This is not directed at anyone in particular, since, I have banned the use of the word” bad” in my classes. I encourage my students to think in terms of deeper, rather than bad or good. In other words, if something about your painting is disturbing you, I recommend you isolate it, describe the problem as specifically as possible and identify exactly what needs to change and how you plan to change it.
Here’s a great BLOG by a great painter who understands the process beautifully.
Otherwise, get off your own back. Nothing can be accomplished when you’re beating yourself up. And if someone else is beating you up, you must ask them to stop as well. Unless he/she too, can very specifically break down the problem for you, in terms you can understand. Actually, it needs to be in terms your poor defenseless right brain can understand.

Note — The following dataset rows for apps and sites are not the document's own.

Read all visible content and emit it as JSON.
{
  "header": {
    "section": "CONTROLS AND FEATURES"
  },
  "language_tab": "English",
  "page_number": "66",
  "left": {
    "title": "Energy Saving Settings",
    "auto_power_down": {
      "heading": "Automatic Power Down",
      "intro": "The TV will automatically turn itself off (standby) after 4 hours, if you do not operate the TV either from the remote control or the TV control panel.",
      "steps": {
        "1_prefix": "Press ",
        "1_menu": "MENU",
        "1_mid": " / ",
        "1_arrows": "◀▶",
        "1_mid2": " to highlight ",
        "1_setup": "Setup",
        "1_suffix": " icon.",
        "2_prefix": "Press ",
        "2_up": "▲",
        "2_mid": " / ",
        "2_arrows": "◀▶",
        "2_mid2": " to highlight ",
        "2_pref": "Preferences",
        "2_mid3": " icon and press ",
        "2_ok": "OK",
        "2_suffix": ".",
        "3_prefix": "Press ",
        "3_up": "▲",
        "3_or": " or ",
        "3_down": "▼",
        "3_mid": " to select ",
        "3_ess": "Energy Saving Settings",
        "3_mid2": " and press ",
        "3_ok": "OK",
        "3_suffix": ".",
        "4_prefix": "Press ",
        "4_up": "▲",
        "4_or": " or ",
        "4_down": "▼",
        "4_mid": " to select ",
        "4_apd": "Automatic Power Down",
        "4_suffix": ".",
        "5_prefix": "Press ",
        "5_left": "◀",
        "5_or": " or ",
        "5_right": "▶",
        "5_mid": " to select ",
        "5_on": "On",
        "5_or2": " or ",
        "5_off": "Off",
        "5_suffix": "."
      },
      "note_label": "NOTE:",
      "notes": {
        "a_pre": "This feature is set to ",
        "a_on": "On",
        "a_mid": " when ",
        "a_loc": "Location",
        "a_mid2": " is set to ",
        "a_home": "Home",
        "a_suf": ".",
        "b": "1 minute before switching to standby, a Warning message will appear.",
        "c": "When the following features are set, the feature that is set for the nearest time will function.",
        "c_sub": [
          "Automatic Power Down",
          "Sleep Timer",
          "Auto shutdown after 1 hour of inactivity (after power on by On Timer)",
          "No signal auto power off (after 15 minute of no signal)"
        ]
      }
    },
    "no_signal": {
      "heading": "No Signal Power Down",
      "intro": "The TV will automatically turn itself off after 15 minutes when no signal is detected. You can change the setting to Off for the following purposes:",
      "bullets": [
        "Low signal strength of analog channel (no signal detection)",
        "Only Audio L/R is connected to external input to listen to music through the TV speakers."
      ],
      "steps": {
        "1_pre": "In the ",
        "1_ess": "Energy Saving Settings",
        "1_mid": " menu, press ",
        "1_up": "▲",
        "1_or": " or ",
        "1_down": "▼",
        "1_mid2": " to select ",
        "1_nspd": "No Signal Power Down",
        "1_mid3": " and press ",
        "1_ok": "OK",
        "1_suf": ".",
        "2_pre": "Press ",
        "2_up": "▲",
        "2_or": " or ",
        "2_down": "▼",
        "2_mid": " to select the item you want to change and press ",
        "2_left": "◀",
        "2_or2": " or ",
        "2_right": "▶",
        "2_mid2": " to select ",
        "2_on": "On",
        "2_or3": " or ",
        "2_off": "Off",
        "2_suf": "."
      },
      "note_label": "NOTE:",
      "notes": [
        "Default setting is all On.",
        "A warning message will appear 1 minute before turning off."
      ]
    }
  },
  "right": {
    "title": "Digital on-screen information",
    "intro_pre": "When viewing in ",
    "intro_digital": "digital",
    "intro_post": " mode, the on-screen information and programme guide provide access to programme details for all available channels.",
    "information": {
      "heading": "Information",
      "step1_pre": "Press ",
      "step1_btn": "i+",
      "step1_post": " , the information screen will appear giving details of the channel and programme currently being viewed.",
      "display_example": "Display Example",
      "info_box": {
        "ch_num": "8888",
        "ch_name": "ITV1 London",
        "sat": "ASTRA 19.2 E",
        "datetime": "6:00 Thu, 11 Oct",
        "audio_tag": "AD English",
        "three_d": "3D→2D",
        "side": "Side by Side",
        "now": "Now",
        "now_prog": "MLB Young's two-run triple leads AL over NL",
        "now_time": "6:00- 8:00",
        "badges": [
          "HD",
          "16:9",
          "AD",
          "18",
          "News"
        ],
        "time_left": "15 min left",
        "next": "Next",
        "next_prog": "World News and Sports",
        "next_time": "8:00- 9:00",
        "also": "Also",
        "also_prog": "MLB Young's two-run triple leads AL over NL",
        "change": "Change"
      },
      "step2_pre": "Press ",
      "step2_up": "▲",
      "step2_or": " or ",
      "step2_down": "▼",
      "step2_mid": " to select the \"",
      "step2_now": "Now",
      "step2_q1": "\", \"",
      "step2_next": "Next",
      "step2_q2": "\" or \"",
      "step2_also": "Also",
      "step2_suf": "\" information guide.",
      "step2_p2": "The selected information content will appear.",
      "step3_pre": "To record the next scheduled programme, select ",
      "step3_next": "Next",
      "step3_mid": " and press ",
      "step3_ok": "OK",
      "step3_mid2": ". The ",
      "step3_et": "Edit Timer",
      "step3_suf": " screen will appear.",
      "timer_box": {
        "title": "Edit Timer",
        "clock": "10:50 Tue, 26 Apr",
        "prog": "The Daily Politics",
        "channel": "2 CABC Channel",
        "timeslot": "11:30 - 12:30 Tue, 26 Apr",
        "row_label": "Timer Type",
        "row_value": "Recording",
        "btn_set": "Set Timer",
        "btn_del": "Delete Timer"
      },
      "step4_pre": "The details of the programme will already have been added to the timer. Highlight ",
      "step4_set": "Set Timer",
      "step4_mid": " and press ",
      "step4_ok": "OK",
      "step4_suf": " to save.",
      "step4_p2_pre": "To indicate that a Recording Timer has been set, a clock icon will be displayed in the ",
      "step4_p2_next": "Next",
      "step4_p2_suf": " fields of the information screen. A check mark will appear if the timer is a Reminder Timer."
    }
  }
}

The first thing I advise, when you feel the critic emerging from his resting place, gagged and locked away in the closet, is to put down the brush and step away from the painting. Problems often aren’t as big as they seem with a little distance. And then, if the critic insists on ruining our parade, he too must follow the rules as stated above.
I once presented a seminar called “Using observational drawing as a springboard into creativity,” something like that. In a room filled with people who had never drawn before in their entire lives, one woman stood up and appointed herself as the critic of the class and proceeded to attack the others. I asked her to leave. The creative process is not the time for a critic to be tearing things apart. It is a critic-free zone. For everything there is a season. The critics will always be there. But, don’t forget we all need a safe place to try new things, to boldly go where no one has gone before.